Firstly, there is a blind faith, especially at News Limited, that newspapers will see off this challenge of the Internet, the blogger, the citizen journalist, just as they did with radio and television.

It was quite clear, to my ears, that, on the local scene, the approaches of Fairfax and News to the opportunities of the Internet for their own opportunities are like chalk and cheese.

Mercury editor Garry Bailey espoused enthusiasm, but showed little evidence, as does his website, of using the Internet to boost his newspaper’s appeal. Business models? None. This, from the company that has just axed 10 senior journalists.

The Examiner’s Fiona Reynolds, with the zeal of a greyhound about to leave the boxes, outlined her company’s plans to monetise their website and to actually start to derive real income. No-one at News Ltd appears to have done the same exercise.

To embrace new journalism one now has to have a glossary of new terms, such as “monetise”, “hyperdifferentiate”, “fragment” and “niche”. Simons talked at one point about “linking the niches” in this new world she has helped to define. She might as well have said, “licking the dishes” for all it meant to anyone.

“She needs to get out more,” commented the bloke behind me.

The motley crew in the audience included the new age Barry Chipman of Timber Communities Australia, fresh from his embrace of transgenderism and quite looking forward to a new frock for Christmas, he told me.

He asked perhaps the most pertinent question of the night, which threatened to go unanswered.

“What about the micro-regional papers?” he asked, “like the Huon News. What’s going to happen to them?”

These are, or course, his bread and butter papers. It was a good question, though, because the runts of the newspaper litter may actually hold the key to the survival of the genre.

If you take papers such as the Huon News, Circular Head Chronicle, North-Eastern Advertiser and even Tasmanian Country, there are some interesting characteristics. They have remained relatively unscathed from the Internet attack because:

they serve a defined demographic that is not particularly computer-savvy;
they appear once a week;
they are regarded as essential reading within their community;
they are not highly opinionated, but when they are, they are representative of that community;
they are cheap.

any of them form part of a diversified business. The Circular Head Chronicle, for instance, is a commercial printery as well as publisher of the local paper.

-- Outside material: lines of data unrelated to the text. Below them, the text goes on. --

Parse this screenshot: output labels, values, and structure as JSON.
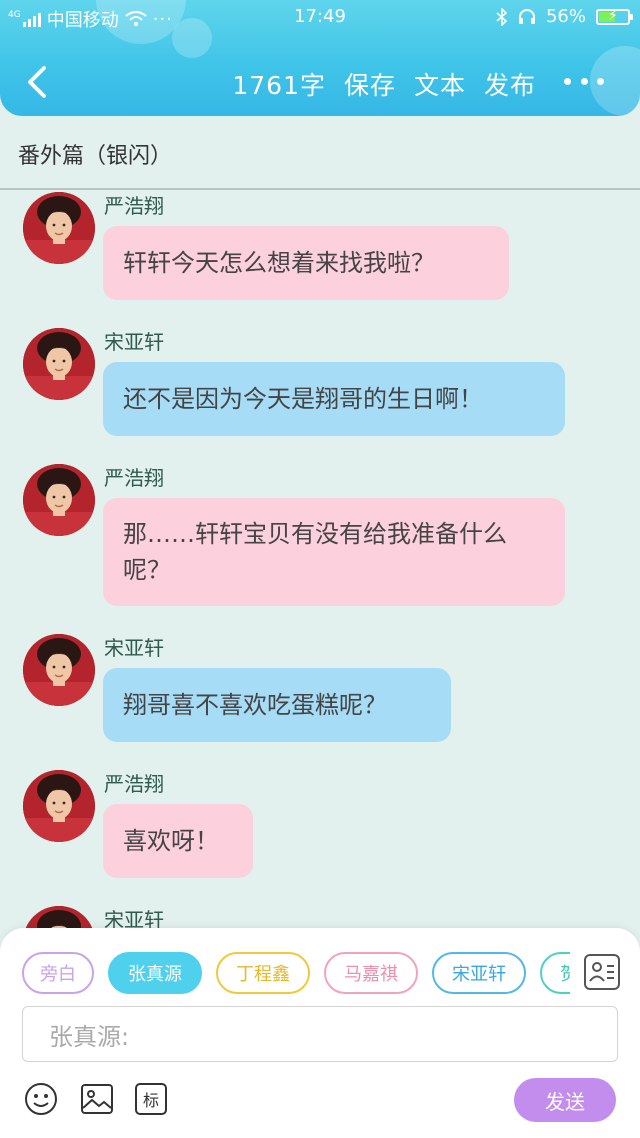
{
  "status_bar": {
    "network": "4G",
    "carrier": "中国移动",
    "time": "17:49",
    "battery": "56%",
    "battery_level": 0.56
  },
  "header": {
    "word_count": "1761字",
    "actions": [
      "保存",
      "文本",
      "发布"
    ]
  },
  "story_title": "番外篇（银闪）",
  "messages": [
    {
      "speaker": "严浩翔",
      "text": "轩轩今天怎么想着来找我啦？",
      "color": "pink"
    },
    {
      "speaker": "宋亚轩",
      "text": "还不是因为今天是翔哥的生日啊！",
      "color": "blue"
    },
    {
      "speaker": "严浩翔",
      "text": "那……轩轩宝贝有没有给我准备什么呢？",
      "color": "pink"
    },
    {
      "speaker": "宋亚轩",
      "text": "翔哥喜不喜欢吃蛋糕呢？",
      "color": "blue"
    },
    {
      "speaker": "严浩翔",
      "text": "喜欢呀！",
      "color": "pink"
    },
    {
      "speaker": "宋亚轩",
      "text": "",
      "color": "blue"
    }
  ],
  "characters": [
    {
      "label": "旁白",
      "color": "#c9a3ea"
    },
    {
      "label": "张真源",
      "color": "#4fd0ec",
      "selected": true
    },
    {
      "label": "丁程鑫",
      "color": "#f0c93a"
    },
    {
      "label": "马嘉祺",
      "color": "#f0a4bb"
    },
    {
      "label": "宋亚轩",
      "color": "#52b8e8"
    },
    {
      "label": "贺",
      "color": "#4fd0c0"
    }
  ],
  "input": {
    "placeholder": "张真源:"
  },
  "toolbar": {
    "mark_label": "标",
    "send_label": "发送"
  },
  "colors": {
    "header": "#3ec3e8",
    "pink_bubble": "#fcd0dc",
    "blue_bubble": "#a7dcf6",
    "send": "#c28ded",
    "background": "#e2f0ee"
  }
}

It may be a long trajectory from the local paper at Smithton to the Washington Post but the principles they have followed are the same. Under chief executive Donald Graham the Washington Post Company has diversified into education and broadcasting, reducing the printed newspaper’s proportion of the business to about 20 per cent. The paper survives, buoyed by the profitability of the rest of the business.

There are no simple answers to the future of journalism and the future of newspapers. One cannot predict the day on which the last newspaper, in its print form, will appear, though some have tried, one suspects with a view to getting their own 15 minutes of fame.

Newspapers are thriving in developing countries, notably in Africa and India, because they do not have the broadband infrastructure or the economies to support digitised news. Newspapers continue to thrive in Japan and Finland because there the culture of newspaper reading has permeated every generation.

But one has only to use one’s eyes to know that, as Murdoch once said, in the rest of the western world, the developed world, the thud of the newspaper on the front doorstep will be replaced by the click of a mouse.

The media organisations best equipped to maximise the Internet are those that don’t have money at stake. That means publicly-funded media organisations such as the BBC, the ABC and, to a lesser extent, SBS. Frankly, the ABC does Internet news and multi-media better than anyone in Australia.

So, my advice to those hundreds of journalism students who did not show up at the forum in Hobart, is to aim for a job at the ABC and think twice before you ever leave it.

And no, you probably won’t ever get a job on Getaway.

Bruce Montgomery, with The Australian for 20 years, this year completed a Masters of Arts degree at the University of Tasmania, with a research thesis on the future of newspapers. He is now back freelancing.